→ What the exercise asks:
Give back each entry verbatim.

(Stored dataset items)
>>>>>
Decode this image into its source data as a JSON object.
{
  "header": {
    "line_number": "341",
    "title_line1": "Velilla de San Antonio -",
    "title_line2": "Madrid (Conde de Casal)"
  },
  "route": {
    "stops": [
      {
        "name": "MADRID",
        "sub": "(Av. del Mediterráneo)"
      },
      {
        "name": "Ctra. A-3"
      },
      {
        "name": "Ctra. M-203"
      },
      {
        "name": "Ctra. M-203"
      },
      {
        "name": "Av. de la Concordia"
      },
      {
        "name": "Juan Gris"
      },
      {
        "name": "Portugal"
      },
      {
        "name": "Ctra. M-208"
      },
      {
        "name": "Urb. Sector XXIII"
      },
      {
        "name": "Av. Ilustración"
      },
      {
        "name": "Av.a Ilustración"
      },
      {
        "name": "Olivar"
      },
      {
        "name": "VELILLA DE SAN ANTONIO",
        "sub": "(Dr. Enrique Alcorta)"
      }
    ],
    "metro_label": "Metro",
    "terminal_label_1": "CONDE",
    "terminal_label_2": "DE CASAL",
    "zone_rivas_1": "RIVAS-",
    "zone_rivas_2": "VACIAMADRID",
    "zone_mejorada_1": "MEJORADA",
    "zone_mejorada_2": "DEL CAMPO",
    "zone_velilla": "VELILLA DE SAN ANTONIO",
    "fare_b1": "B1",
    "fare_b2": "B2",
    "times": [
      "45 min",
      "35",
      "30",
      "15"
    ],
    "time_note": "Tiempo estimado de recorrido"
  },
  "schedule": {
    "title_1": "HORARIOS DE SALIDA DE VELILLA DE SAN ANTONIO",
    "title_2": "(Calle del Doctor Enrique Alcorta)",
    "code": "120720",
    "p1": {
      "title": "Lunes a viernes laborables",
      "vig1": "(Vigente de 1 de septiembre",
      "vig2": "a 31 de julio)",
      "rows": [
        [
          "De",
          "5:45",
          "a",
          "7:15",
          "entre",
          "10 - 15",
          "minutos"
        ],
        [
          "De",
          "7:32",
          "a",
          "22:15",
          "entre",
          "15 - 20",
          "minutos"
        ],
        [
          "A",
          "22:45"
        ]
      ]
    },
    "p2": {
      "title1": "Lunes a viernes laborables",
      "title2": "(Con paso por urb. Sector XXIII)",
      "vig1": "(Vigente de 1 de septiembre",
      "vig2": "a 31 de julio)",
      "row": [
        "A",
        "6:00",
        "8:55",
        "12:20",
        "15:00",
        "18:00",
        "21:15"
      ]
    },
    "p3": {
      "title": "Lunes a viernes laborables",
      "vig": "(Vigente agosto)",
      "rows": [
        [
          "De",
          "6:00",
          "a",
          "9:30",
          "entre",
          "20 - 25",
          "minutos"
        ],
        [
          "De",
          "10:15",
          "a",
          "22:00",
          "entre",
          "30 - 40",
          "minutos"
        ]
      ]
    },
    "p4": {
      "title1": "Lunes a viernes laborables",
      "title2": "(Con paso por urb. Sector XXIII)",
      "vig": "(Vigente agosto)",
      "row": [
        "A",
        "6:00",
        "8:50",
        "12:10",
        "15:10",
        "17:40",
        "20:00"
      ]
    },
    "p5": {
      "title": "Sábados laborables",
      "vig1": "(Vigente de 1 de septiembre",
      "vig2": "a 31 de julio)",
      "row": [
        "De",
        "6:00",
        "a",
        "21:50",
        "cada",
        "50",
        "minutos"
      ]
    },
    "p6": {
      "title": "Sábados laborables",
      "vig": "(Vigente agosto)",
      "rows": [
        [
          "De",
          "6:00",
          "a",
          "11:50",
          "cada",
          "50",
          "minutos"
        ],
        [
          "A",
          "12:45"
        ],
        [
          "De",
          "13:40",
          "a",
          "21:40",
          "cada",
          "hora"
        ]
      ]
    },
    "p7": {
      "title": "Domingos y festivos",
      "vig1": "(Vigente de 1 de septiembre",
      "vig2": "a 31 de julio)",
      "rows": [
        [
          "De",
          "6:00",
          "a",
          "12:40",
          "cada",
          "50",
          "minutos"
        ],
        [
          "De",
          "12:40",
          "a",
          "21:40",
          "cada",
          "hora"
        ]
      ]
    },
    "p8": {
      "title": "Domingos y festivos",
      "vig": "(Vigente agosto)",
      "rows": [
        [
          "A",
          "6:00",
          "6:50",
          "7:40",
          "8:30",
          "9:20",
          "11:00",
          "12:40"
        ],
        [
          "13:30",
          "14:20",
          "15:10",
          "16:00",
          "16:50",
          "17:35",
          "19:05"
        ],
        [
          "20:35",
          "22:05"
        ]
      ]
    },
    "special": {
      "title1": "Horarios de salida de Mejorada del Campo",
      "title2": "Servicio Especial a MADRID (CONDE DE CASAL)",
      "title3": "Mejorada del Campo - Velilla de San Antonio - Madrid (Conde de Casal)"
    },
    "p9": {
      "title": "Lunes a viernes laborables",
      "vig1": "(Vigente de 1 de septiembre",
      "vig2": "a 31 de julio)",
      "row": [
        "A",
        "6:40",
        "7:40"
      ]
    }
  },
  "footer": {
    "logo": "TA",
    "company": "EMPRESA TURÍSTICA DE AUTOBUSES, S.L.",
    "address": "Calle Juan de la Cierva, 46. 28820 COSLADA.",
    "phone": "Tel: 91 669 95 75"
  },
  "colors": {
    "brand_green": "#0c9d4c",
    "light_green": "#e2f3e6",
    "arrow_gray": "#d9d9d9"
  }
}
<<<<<
→ Task output:
Decode this image into its source data as a JSON object.
{
  "header": {
    "line_number": "341",
    "title_line1": "Velilla de San Antonio -",
    "title_line2": "Madrid (Conde de Casal)"
  },
  "route": {
    "stops": [
      {
        "name": "MADRID",
        "sub": "(Av. del Mediterráneo)"
      },
      {
        "name": "Ctra. A-3"
      },
      {
        "name": "Ctra. M-203"
      },
      {
        "name": "Ctra. M-203"
      },
      {
        "name": "Av. de la Concordia"
      },
      {
        "name": "Juan Gris"
      },
      {
        "name": "Portugal"
      },
      {
        "name": "Ctra. M-208"
      },
      {
        "name": "Urb. Sector XXIII"
      },
      {
        "name": "Av. Ilustración"
      },
      {
        "name": "Av.a Ilustración"
      },
      {
        "name": "Olivar"
      },
      {
        "name": "VELILLA DE SAN ANTONIO",
        "sub": "(Dr. Enrique Alcorta)"
      }
    ],
    "metro_label": "Metro",
    "terminal_label_1": "CONDE",
    "terminal_label_2": "DE CASAL",
    "zone_rivas_1": "RIVAS-",
    "zone_rivas_2": "VACIAMADRID",
    "zone_mejorada_1": "MEJORADA",
    "zone_mejorada_2": "DEL CAMPO",
    "zone_velilla": "VELILLA DE SAN ANTONIO",
    "fare_b1": "B1",
    "fare_b2": "B2",
    "times": [
      "45 min",
      "35",
      "30",
      "15"
    ],
    "time_note": "Tiempo estimado de recorrido"
  },
  "schedule": {
    "title_1": "HORARIOS DE SALIDA DE VELILLA DE SAN ANTONIO",
    "title_2": "(Calle del Doctor Enrique Alcorta)",
    "code": "120720",
    "p1": {
      "title": "Lunes a viernes laborables",
      "vig1": "(Vigente de 1 de septiembre",
      "vig2": "a 31 de julio)",
      "rows": [
        [
          "De",
          "5:45",
          "a",
          "7:15",
          "entre",
          "10 - 15",
          "minutos"
        ],
        [
          "De",
          "7:32",
          "a",
          "22:15",
          "entre",
          "15 - 20",
          "minutos"
        ],
        [
          "A",
          "22:45"
        ]
      ]
    },
    "p2": {
      "title1": "Lunes a viernes laborables",
      "title2": "(Con paso por urb. Sector XXIII)",
      "vig1": "(Vigente de 1 de septiembre",
      "vig2": "a 31 de julio)",
      "row": [
        "A",
        "6:00",
        "8:55",
        "12:20",
        "15:00",
        "18:00",
        "21:15"
      ]
    },
    "p3": {
      "title": "Lunes a viernes laborables",
      "vig": "(Vigente agosto)",
      "rows": [
        [
          "De",
          "6:00",
          "a",
          "9:30",
          "entre",
          "20 - 25",
          "minutos"
        ],
        [
          "De",
          "10:15",
          "a",
          "22:00",
          "entre",
          "30 - 40",
          "minutos"
        ]
      ]
    },
    "p4": {
      "title1": "Lunes a viernes laborables",
      "title2": "(Con paso por urb. Sector XXIII)",
      "vig": "(Vigente agosto)",
      "row": [
        "A",
        "6:00",
        "8:50",
        "12:10",
        "15:10",
        "17:40",
        "20:00"
      ]
    },
    "p5": {
      "title": "Sábados laborables",
      "vig1": "(Vigente de 1 de septiembre",
      "vig2": "a 31 de julio)",
      "row": [
        "De",
        "6:00",
        "a",
        "21:50",
        "cada",
        "50",
        "minutos"
      ]
    },
    "p6": {
      "title": "Sábados laborables",
      "vig": "(Vigente agosto)",
      "rows": [
        [
          "De",
          "6:00",
          "a",
          "11:50",
          "cada",
          "50",
          "minutos"
        ],
        [
          "A",
          "12:45"
        ],
        [
          "De",
          "13:40",
          "a",
          "21:40",
          "cada",
          "hora"
        ]
      ]
    },
    "p7": {
      "title": "Domingos y festivos",
      "vig1": "(Vigente de 1 de septiembre",
      "vig2": "a 31 de julio)",
      "rows": [
        [
          "De",
          "6:00",
          "a",
          "12:40",
          "cada",
          "50",
          "minutos"
        ],
        [
          "De",
          "12:40",
          "a",
          "21:40",
          "cada",
          "hora"
        ]
      ]
    },
    "p8": {
      "title": "Domingos y festivos",
      "vig": "(Vigente agosto)",
      "rows": [
        [
          "A",
          "6:00",
          "6:50",
          "7:40",
          "8:30",
          "9:20",
          "11:00",
          "12:40"
        ],
        [
          "13:30",
          "14:20",
          "15:10",
          "16:00",
          "16:50",
          "17:35",
          "19:05"
        ],
        [
          "20:35",
          "22:05"
        ]
      ]
    },
    "special": {
      "title1": "Horarios de salida de Mejorada del Campo",
      "title2": "Servicio Especial a MADRID (CONDE DE CASAL)",
      "title3": "Mejorada del Campo - Velilla de San Antonio - Madrid (Conde de Casal)"
    },
    "p9": {
      "title": "Lunes a viernes laborables",
      "vig1": "(Vigente de 1 de septiembre",
      "vig2": "a 31 de julio)",
      "row": [
        "A",
        "6:40",
        "7:40"
      ]
    }
  },
  "footer": {
    "logo": "TA",
    "company": "EMPRESA TURÍSTICA DE AUTOBUSES, S.L.",
    "address": "Calle Juan de la Cierva, 46. 28820 COSLADA.",
    "phone": "Tel: 91 669 95 75"
  },
  "colors": {
    "brand_green": "#0c9d4c",
    "light_green": "#e2f3e6",
    "arrow_gray": "#d9d9d9"
  }
}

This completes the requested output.